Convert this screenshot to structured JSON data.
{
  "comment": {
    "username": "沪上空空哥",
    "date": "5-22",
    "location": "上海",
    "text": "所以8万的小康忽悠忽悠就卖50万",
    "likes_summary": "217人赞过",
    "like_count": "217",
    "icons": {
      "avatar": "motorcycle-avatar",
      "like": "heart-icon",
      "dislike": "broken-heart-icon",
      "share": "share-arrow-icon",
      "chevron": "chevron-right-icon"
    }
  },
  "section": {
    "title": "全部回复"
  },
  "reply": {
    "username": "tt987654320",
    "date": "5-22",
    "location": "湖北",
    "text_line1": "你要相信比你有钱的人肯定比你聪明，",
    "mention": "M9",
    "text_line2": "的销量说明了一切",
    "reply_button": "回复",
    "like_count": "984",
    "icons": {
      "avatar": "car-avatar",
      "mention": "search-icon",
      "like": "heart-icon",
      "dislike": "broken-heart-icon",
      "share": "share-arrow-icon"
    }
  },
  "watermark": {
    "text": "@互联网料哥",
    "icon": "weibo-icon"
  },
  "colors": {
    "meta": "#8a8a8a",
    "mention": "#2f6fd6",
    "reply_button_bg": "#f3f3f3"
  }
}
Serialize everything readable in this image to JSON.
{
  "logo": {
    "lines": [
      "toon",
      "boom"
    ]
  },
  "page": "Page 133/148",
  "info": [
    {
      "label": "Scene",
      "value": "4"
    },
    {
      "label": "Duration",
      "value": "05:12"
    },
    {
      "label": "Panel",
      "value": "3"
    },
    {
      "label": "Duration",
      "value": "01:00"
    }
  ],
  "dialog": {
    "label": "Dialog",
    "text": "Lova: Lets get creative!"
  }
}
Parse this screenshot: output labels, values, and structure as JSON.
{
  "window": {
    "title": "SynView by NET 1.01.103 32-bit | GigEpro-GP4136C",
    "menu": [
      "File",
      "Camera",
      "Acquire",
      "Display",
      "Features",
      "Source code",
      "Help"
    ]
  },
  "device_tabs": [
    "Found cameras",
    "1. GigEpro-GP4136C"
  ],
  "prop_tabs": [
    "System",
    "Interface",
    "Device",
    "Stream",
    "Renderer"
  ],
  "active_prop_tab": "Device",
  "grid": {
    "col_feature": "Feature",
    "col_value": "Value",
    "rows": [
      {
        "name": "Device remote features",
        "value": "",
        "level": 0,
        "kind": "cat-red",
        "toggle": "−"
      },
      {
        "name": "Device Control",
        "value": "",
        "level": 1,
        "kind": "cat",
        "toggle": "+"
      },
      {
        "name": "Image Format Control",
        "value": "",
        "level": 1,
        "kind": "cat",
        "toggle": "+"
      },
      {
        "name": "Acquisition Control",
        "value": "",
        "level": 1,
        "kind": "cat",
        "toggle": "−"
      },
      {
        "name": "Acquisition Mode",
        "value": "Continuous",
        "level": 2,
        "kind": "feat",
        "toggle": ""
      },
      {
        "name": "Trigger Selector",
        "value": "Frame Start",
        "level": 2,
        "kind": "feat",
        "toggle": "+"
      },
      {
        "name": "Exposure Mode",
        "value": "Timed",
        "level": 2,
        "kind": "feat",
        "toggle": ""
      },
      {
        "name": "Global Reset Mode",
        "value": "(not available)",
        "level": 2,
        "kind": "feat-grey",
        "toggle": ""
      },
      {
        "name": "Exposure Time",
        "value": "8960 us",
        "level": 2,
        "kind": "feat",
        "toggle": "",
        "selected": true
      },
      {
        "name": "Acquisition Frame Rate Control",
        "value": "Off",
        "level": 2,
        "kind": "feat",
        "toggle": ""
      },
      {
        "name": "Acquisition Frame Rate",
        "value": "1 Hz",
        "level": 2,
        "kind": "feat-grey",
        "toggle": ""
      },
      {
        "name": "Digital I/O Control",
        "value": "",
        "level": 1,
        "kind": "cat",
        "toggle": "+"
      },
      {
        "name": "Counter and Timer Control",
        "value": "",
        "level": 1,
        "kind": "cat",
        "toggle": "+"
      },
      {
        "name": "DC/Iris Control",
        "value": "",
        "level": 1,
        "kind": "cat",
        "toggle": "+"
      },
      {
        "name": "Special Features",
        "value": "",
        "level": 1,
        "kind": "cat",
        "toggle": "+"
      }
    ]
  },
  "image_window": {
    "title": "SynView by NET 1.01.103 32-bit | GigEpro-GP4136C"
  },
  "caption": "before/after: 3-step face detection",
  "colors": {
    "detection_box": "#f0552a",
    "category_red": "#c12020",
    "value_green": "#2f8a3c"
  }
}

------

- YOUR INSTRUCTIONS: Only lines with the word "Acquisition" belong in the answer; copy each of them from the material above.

- YOUR SOLUTION:
        "name": "Acquisition Control",
        "name": "Acquisition Mode",
        "name": "Acquisition Frame Rate Control",
        "name": "Acquisition Frame Rate",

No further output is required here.